§ Activity
Nothing in the data should be altered when it is repeated in full.

§ Material for this task

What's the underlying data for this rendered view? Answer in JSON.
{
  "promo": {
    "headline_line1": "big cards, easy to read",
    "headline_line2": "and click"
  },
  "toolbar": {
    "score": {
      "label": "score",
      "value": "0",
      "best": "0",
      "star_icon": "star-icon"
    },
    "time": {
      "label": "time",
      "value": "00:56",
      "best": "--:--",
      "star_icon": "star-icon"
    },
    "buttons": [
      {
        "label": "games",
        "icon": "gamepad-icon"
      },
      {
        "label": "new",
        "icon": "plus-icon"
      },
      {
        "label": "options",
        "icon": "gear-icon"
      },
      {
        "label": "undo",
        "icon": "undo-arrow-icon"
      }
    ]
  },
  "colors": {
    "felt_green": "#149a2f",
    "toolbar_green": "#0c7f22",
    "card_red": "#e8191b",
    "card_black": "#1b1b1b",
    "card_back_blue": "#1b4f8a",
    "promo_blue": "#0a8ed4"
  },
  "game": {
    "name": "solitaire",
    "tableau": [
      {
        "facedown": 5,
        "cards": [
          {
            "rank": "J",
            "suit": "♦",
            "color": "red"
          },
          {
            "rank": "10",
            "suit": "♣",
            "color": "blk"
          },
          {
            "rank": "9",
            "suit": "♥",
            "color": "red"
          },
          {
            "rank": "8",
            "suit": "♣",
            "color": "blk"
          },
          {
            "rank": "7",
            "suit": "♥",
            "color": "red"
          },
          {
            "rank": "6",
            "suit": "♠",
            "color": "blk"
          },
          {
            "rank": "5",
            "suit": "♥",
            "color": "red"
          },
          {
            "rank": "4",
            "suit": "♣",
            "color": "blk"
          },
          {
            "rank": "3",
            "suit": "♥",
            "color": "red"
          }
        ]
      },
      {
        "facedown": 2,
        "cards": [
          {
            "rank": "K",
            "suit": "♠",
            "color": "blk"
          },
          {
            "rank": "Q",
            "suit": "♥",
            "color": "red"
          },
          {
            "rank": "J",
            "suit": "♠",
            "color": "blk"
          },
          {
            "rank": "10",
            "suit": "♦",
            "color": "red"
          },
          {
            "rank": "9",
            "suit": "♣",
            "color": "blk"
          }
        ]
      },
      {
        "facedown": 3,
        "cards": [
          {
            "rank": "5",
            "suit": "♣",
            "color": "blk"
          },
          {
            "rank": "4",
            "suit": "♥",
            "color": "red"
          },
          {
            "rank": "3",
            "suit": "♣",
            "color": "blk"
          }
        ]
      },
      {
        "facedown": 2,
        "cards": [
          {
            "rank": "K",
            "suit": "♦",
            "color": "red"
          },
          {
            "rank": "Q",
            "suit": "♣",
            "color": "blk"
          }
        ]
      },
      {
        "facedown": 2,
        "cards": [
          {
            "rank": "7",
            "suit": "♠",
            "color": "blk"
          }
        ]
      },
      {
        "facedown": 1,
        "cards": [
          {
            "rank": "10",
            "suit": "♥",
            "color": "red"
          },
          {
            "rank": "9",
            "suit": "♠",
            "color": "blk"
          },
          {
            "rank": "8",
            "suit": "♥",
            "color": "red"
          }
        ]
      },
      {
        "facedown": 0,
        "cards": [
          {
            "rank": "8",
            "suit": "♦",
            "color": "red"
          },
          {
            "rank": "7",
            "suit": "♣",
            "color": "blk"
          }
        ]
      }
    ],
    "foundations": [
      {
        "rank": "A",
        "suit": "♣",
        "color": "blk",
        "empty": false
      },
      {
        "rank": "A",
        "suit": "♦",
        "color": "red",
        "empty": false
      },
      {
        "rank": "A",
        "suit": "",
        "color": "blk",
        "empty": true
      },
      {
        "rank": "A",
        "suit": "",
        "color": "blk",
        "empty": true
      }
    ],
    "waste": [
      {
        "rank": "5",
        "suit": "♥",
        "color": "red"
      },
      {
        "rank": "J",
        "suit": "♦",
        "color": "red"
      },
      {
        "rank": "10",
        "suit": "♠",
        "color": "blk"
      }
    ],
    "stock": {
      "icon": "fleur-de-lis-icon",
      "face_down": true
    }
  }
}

§ Solution to the exercise
What's the underlying data for this rendered view? Answer in JSON.
{
  "promo": {
    "headline_line1": "big cards, easy to read",
    "headline_line2": "and click"
  },
  "toolbar": {
    "score": {
      "label": "score",
      "value": "0",
      "best": "0",
      "star_icon": "star-icon"
    },
    "time": {
      "label": "time",
      "value": "00:56",
      "best": "--:--",
      "star_icon": "star-icon"
    },
    "buttons": [
      {
        "label": "games",
        "icon": "gamepad-icon"
      },
      {
        "label": "new",
        "icon": "plus-icon"
      },
      {
        "label": "options",
        "icon": "gear-icon"
      },
      {
        "label": "undo",
        "icon": "undo-arrow-icon"
      }
    ]
  },
  "colors": {
    "felt_green": "#149a2f",
    "toolbar_green": "#0c7f22",
    "card_red": "#e8191b",
    "card_black": "#1b1b1b",
    "card_back_blue": "#1b4f8a",
    "promo_blue": "#0a8ed4"
  },
  "game": {
    "name": "solitaire",
    "tableau": [
      {
        "facedown": 5,
        "cards": [
          {
            "rank": "J",
            "suit": "♦",
            "color": "red"
          },
          {
            "rank": "10",
            "suit": "♣",
            "color": "blk"
          },
          {
            "rank": "9",
            "suit": "♥",
            "color": "red"
          },
          {
            "rank": "8",
            "suit": "♣",
            "color": "blk"
          },
          {
            "rank": "7",
            "suit": "♥",
            "color": "red"
          },
          {
            "rank": "6",
            "suit": "♠",
            "color": "blk"
          },
          {
            "rank": "5",
            "suit": "♥",
            "color": "red"
          },
          {
            "rank": "4",
            "suit": "♣",
            "color": "blk"
          },
          {
            "rank": "3",
            "suit": "♥",
            "color": "red"
          }
        ]
      },
      {
        "facedown": 2,
        "cards": [
          {
            "rank": "K",
            "suit": "♠",
            "color": "blk"
          },
          {
            "rank": "Q",
            "suit": "♥",
            "color": "red"
          },
          {
            "rank": "J",
            "suit": "♠",
            "color": "blk"
          },
          {
            "rank": "10",
            "suit": "♦",
            "color": "red"
          },
          {
            "rank": "9",
            "suit": "♣",
            "color": "blk"
          }
        ]
      },
      {
        "facedown": 3,
        "cards": [
          {
            "rank": "5",
            "suit": "♣",
            "color": "blk"
          },
          {
            "rank": "4",
            "suit": "♥",
            "color": "red"
          },
          {
            "rank": "3",
            "suit": "♣",
            "color": "blk"
          }
        ]
      },
      {
        "facedown": 2,
        "cards": [
          {
            "rank": "K",
            "suit": "♦",
            "color": "red"
          },
          {
            "rank": "Q",
            "suit": "♣",
            "color": "blk"
          }
        ]
      },
      {
        "facedown": 2,
        "cards": [
          {
            "rank": "7",
            "suit": "♠",
            "color": "blk"
          }
        ]
      },
      {
        "facedown": 1,
        "cards": [
          {
            "rank": "10",
            "suit": "♥",
            "color": "red"
          },
          {
            "rank": "9",
            "suit": "♠",
            "color": "blk"
          },
          {
            "rank": "8",
            "suit": "♥",
            "color": "red"
          }
        ]
      },
      {
        "facedown": 0,
        "cards": [
          {
            "rank": "8",
            "suit": "♦",
            "color": "red"
          },
          {
            "rank": "7",
            "suit": "♣",
            "color": "blk"
          }
        ]
      }
    ],
    "foundations": [
      {
        "rank": "A",
        "suit": "♣",
        "color": "blk",
        "empty": false
      },
      {
        "rank": "A",
        "suit": "♦",
        "color": "red",
        "empty": false
      },
      {
        "rank": "A",
        "suit": "",
        "color": "blk",
        "empty": true
      },
      {
        "rank": "A",
        "suit": "",
        "color": "blk",
        "empty": true
      }
    ],
    "waste": [
      {
        "rank": "5",
        "suit": "♥",
        "color": "red"
      },
      {
        "rank": "J",
        "suit": "♦",
        "color": "red"
      },
      {
        "rank": "10",
        "suit": "♠",
        "color": "blk"
      }
    ],
    "stock": {
      "icon": "fleur-de-lis-icon",
      "face_down": true
    }
  }
}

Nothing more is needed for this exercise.